* [DESCRIPTION OF THE TASK]:
Scan the material for the word "label", and copy each line where it shows up.

== SUPPLIED INFORMATION ==

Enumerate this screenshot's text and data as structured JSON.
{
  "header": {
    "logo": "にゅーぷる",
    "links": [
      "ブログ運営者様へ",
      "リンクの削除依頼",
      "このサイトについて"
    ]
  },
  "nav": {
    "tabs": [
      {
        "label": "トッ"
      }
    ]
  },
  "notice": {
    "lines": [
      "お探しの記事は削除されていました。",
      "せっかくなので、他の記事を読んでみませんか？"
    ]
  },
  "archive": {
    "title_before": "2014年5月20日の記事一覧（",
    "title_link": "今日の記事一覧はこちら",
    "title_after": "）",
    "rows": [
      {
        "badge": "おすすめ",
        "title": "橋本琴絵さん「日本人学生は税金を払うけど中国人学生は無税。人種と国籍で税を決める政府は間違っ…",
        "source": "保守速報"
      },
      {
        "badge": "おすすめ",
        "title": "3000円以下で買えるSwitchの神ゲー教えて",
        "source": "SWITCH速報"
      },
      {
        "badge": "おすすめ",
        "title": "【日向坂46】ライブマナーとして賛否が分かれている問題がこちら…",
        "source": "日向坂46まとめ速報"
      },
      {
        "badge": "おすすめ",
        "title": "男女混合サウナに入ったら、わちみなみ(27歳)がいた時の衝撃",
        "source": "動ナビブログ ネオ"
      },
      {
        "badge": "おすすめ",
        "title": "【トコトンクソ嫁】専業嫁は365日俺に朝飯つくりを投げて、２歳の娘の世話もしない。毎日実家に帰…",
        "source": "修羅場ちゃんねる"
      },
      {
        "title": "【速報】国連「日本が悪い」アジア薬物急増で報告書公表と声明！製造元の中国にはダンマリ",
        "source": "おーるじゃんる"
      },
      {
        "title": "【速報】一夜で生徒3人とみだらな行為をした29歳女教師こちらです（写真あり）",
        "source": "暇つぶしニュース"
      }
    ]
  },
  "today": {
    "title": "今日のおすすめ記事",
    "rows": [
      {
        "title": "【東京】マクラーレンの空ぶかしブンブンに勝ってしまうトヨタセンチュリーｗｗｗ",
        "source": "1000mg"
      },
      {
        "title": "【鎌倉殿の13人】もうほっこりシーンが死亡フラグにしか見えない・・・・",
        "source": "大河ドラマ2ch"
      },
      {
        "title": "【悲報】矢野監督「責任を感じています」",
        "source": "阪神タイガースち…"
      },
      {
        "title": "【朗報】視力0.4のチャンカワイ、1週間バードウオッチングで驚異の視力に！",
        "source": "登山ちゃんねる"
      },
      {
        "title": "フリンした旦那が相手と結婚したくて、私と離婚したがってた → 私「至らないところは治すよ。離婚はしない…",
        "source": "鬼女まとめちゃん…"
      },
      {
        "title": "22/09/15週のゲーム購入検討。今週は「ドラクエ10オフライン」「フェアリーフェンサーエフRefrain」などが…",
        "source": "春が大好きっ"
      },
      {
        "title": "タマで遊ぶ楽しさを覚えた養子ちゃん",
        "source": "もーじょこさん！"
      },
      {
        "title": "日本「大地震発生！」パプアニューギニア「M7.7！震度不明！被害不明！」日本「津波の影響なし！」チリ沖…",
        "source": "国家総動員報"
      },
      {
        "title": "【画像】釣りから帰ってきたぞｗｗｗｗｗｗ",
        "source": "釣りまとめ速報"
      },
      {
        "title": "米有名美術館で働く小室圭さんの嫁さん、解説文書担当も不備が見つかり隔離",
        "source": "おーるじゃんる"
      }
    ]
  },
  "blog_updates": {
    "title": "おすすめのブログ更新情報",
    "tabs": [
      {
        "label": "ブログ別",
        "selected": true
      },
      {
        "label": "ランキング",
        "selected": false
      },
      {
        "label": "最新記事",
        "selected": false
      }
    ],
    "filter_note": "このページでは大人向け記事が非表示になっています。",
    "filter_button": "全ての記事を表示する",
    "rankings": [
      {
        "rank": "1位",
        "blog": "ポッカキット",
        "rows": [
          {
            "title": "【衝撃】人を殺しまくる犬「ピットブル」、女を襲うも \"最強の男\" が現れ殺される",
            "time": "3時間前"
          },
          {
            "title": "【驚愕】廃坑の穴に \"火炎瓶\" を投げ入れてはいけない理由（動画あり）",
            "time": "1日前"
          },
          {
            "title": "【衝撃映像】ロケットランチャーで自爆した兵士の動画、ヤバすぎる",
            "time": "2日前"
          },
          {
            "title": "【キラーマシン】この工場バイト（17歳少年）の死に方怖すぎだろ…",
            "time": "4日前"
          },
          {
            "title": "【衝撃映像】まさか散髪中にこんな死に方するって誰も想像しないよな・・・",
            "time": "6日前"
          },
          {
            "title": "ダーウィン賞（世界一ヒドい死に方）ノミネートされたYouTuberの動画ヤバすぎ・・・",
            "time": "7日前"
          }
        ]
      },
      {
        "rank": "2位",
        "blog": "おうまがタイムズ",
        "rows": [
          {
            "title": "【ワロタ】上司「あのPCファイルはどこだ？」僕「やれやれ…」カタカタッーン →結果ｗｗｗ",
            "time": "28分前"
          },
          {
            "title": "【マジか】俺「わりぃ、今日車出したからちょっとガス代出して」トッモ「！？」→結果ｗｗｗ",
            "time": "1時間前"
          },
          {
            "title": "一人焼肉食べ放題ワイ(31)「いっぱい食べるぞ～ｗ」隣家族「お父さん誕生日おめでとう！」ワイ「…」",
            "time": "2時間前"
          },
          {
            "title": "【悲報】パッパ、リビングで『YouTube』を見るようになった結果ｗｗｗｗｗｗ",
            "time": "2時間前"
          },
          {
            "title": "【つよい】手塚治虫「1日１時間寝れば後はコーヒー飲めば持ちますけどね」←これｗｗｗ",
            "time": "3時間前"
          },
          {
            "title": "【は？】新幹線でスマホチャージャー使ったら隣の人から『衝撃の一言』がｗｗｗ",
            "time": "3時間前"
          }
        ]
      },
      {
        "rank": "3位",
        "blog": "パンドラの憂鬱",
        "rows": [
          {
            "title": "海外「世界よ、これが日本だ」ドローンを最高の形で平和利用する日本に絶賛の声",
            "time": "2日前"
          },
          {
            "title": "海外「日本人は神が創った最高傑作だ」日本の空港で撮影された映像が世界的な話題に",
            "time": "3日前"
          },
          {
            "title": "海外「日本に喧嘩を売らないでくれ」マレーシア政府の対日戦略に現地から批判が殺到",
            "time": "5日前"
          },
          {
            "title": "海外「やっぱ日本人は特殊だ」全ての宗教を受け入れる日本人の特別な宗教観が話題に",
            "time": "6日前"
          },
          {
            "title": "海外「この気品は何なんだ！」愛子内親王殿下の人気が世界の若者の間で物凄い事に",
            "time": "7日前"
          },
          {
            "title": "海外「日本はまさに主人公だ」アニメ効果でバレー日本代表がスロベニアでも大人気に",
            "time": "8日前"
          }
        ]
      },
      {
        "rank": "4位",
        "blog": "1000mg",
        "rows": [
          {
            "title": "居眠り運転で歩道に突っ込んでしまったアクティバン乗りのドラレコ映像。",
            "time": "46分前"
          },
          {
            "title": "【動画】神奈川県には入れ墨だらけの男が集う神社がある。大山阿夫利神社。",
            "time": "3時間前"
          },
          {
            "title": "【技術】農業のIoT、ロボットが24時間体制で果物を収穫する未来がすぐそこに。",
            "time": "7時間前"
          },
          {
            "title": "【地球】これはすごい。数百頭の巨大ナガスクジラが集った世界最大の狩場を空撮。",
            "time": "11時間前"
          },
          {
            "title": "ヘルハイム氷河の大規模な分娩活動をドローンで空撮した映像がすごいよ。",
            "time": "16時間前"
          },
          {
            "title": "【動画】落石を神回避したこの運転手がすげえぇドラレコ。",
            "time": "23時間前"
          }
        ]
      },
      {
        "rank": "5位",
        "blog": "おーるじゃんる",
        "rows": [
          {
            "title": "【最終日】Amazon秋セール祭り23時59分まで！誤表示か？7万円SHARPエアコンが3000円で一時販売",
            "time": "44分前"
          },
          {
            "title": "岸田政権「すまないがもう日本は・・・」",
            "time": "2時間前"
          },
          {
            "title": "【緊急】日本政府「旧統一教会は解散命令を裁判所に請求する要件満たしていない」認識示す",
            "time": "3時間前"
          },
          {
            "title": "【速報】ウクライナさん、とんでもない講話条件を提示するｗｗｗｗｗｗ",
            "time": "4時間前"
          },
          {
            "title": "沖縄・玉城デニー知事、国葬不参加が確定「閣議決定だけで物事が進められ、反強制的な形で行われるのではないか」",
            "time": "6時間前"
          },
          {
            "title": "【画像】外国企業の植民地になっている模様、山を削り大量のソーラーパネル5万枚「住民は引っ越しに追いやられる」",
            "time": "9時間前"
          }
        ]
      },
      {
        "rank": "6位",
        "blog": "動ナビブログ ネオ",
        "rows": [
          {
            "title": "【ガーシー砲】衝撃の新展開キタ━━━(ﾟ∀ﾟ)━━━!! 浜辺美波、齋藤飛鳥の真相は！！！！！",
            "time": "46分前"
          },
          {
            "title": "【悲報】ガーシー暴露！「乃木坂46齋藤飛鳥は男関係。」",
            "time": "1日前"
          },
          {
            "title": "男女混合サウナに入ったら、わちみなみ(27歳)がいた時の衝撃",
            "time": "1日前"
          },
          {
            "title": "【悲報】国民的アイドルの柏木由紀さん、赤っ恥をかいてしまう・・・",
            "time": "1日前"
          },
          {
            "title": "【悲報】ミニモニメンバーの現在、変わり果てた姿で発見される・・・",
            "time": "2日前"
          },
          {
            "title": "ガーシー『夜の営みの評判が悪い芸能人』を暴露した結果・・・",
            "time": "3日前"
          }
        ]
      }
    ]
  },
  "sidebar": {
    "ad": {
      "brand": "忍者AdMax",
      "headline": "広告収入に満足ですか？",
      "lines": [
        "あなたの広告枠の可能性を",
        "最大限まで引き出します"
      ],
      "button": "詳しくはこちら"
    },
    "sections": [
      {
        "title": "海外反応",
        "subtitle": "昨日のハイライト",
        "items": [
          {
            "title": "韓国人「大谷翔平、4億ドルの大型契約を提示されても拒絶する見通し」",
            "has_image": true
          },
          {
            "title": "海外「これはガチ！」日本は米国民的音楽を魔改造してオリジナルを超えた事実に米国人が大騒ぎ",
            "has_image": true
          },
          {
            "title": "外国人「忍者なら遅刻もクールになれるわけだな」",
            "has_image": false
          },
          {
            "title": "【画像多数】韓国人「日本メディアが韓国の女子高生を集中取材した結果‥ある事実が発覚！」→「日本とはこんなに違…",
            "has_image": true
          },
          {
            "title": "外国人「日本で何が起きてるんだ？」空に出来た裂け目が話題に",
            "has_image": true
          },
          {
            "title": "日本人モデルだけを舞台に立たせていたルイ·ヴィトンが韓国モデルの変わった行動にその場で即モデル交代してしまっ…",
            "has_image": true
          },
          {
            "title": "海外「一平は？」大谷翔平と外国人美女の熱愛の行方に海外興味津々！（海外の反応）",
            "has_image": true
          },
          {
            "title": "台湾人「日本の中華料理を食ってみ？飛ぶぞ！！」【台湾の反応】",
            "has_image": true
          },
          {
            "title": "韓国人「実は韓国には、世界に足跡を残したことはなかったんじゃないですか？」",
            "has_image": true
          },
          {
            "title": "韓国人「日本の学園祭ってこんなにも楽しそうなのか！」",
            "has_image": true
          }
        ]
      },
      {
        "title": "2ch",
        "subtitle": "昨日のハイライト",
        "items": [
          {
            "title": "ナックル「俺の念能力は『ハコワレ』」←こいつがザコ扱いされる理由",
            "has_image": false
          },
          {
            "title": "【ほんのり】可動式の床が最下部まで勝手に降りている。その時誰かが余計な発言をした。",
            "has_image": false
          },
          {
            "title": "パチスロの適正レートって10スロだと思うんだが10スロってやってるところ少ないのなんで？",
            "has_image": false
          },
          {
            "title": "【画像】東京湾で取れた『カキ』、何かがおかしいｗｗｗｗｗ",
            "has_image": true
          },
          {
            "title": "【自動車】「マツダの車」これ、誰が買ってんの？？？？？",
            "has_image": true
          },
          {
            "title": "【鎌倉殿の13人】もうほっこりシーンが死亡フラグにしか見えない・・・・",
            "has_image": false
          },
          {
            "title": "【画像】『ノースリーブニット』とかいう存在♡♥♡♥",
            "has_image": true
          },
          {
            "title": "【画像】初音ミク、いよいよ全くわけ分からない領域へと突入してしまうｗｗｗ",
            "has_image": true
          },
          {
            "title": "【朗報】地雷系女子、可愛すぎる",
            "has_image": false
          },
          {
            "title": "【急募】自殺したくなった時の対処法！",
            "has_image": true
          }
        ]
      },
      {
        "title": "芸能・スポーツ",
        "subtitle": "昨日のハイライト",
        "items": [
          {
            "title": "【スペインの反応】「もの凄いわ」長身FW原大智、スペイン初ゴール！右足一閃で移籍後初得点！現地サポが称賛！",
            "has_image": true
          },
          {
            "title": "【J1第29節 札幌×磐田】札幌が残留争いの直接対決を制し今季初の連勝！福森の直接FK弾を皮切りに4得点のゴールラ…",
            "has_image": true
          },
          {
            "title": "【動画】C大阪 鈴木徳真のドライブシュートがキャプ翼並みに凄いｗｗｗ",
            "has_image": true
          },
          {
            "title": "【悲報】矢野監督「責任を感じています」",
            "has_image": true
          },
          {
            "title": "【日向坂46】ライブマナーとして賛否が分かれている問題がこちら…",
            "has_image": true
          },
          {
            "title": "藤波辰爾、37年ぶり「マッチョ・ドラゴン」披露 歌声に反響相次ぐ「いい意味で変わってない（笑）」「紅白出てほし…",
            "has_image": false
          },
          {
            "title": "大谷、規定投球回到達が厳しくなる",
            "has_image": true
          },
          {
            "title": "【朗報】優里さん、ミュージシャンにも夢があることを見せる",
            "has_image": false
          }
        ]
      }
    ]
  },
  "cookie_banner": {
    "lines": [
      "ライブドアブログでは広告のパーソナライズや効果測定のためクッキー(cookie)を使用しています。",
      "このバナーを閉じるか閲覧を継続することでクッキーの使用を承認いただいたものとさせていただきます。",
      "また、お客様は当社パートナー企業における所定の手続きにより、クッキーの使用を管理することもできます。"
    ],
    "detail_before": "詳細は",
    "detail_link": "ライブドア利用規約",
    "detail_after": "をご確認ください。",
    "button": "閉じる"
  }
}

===

* [ANSWER BELOW]:
        "label": "トッ"
        "label": "ブログ別",
        "label": "ランキング",
        "label": "最新記事",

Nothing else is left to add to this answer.